▸ What the exercise asks: Your job is to copy all the entries precisely as they stand.
-- Data follows --
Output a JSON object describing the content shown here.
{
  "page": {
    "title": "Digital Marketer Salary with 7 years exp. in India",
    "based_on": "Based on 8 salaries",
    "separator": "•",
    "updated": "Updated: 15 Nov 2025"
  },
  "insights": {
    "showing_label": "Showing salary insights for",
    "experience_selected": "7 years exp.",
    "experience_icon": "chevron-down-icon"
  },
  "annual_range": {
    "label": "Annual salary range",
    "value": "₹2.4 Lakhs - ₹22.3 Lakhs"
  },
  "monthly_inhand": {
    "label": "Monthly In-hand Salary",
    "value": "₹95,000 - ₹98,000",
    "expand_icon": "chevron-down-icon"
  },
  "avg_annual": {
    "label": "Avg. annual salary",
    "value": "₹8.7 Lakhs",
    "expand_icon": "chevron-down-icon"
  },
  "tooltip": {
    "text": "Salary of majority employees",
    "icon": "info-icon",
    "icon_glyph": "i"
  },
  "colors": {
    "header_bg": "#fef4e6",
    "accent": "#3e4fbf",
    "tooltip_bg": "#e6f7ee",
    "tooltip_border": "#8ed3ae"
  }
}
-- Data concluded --
▸ Response to this task:
Output a JSON object describing the content shown here.
{
  "page": {
    "title": "Digital Marketer Salary with 7 years exp. in India",
    "based_on": "Based on 8 salaries",
    "separator": "•",
    "updated": "Updated: 15 Nov 2025"
  },
  "insights": {
    "showing_label": "Showing salary insights for",
    "experience_selected": "7 years exp.",
    "experience_icon": "chevron-down-icon"
  },
  "annual_range": {
    "label": "Annual salary range",
    "value": "₹2.4 Lakhs - ₹22.3 Lakhs"
  },
  "monthly_inhand": {
    "label": "Monthly In-hand Salary",
    "value": "₹95,000 - ₹98,000",
    "expand_icon": "chevron-down-icon"
  },
  "avg_annual": {
    "label": "Avg. annual salary",
    "value": "₹8.7 Lakhs",
    "expand_icon": "chevron-down-icon"
  },
  "tooltip": {
    "text": "Salary of majority employees",
    "icon": "info-icon",
    "icon_glyph": "i"
  },
  "colors": {
    "header_bg": "#fef4e6",
    "accent": "#3e4fbf",
    "tooltip_bg": "#e6f7ee",
    "tooltip_border": "#8ed3ae"
  }
}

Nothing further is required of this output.